For 6½ years, one of the core criticisms of the New Mexico Public Education Department’s reforms has been that it was run by someone who had never taught in a classroom. Whether the battle was over school funding, school grades, teacher evaluations or standardized testing, detractors of Hanna Skandera’s data-driven approach often came back to the fact she had never been a teacher and thus could never understand how her policies played out in real life.
Last week, that criticism dried up as fast as a puddle on a New Mexico sidewalk in June.
Acting PED Secretary Christopher Ruszkowski, a product of Chicago’s public schools, taught social studies for two years at a public middle school in Miami, where his students were primarily Haitian immigrants. He taught English for a year to seventh-graders at a charter school in Boston. Granted, three years of teaching is not a career – but it does mean he has clearly been in a classroom setting. And in each setting he led his students to significant gains and ensured at least 80 percent of his students had mastered the subject he was entrusted with teaching.
He says he moved into the policy side because he was frustrated that teachers who wanted to grow were not given the encouragement or tools to do so – and he wanted to help make that happen.
He earned a master’s in education and spent nearly six years with the Delaware education department, earning accolades from former bosses including the Democratic governor.
Now, he plans to continue Skandera’s reforms, while making adjustments as needed. He has been with NMPED for a year as deputy secretary of policy and program, overseeing everything from Pre-K expansion to truancy and dropout coaches to PARCC testing to school grades. He helped craft the state’s plan under the Every Student Succeeds Act, the successor to No Child Left Behind and its subsequent waiver.
And because Ruszkowski has been on both sides of the equation – and in fact has helped mentor teachers since 2004 – it is important those naysayers in the “Skandera never taught” camp take him up on his open invitation to have a dialogue about specific solutions for improving New Mexico’s perennial 49th-place ranking when it comes to education. And, in particular, be open to replicating successes elsewhere.
Let’s hope Albuquerque Public Schools takes him up on that invitation. New Mexico’s largest district, which is responsible for educating a third of the state’s students, has been reluctant to take advantage of many of the programs PED rolls out and has seen its student gains pale in comparison to districts that have.
Ruszkowski has certainly proved he is approachable – he’s the guy who helped organize 25 public events last year where PED gathered comments from parents, teachers, administrators and interested citizens on the state’s plan to comply with the federal ESSA. And he worked with the Teach Plus New Mexico Policy Fellows, a group of 15 educators from around the state that suggested changes to some PED policies, including its teacher evaluation system. Ultimately, the PED adopted eight of the group’s 11 recommendations.
Under Skandera, PED implemented accountability at the teacher and school level with evaluations and school grades linked to student improvement, more students are on grade level, and the graduation rate is higher than ever. Ruszkowski rightly wants to let educators and students continue to settle in to those reforms while providing “refinement and improvement” of specifics such as the parent/student survey in school grades.
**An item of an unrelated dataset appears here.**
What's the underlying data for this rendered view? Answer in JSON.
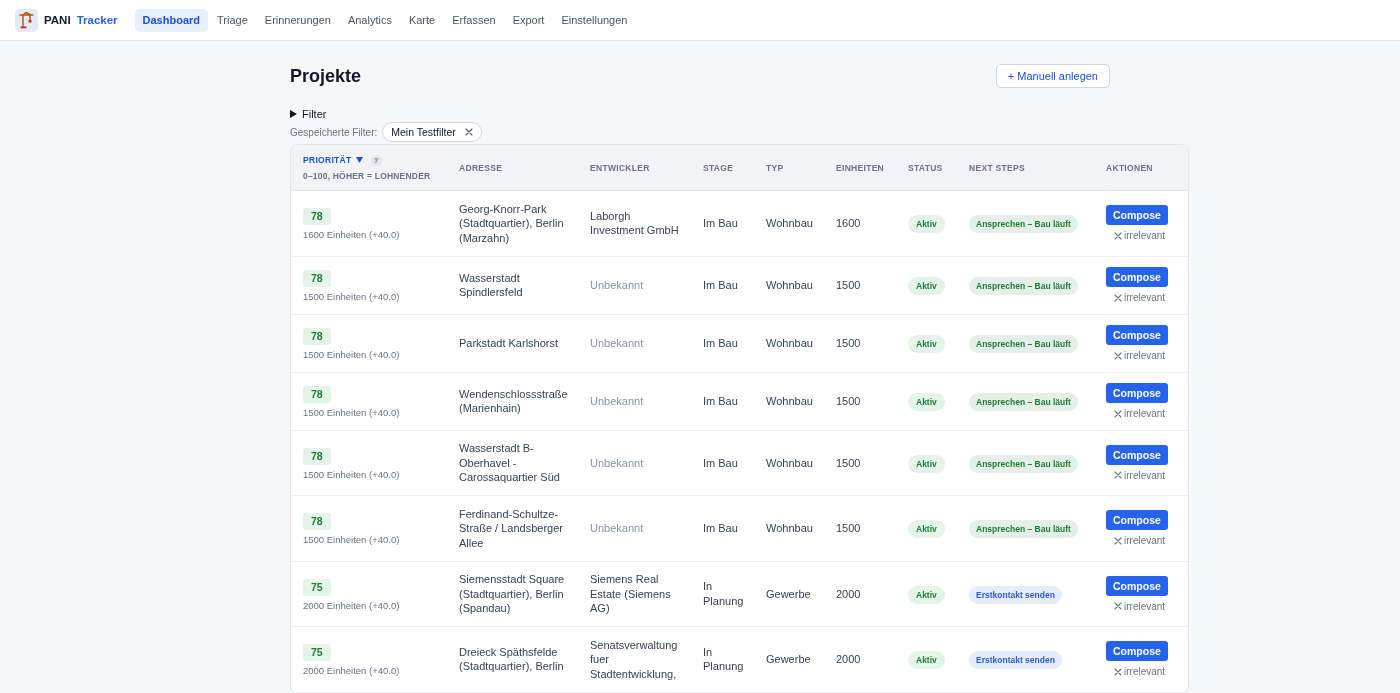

He understands that change takes a toll and says he is seeking a period of “consistency and stability” that allows reforms to continue to bear fruit.
Yet critics, including the National Education Association-New Mexico teachers union, have already weighed in, claiming PED never listens and tests too much. The numerous public meetings with stakeholders, the many adjustments, as well as the data on the number of testing hours required by the state disprove that. As Ruszkowski told Journal reporters and editors just three hours into his new job, you can stay “wedded to the 20th century way of doing business” or you can focus on using current century ideas to focus on “what’s best for children.”
The new head of the PED understands first-hand the challenges of leading a classroom; has delivered impressive academic results with poor, minority students whose first language is not English; and embraces accountability and the fact every child can learn.
While many of New Mexico’s 89 districts have already done the same, it is time the rest take advantage of the fact there is now a classroom-knowlegeable, teacher-empathetic educator at the helm of PED and join the efforts to improve the academic standing of the state’s students, and thus its economic future.
This editorial first appeared in the Albuquerque Journal. It was written by members of the editorial board and is unsigned as it represents the opinion of the newspaper rather than the writers.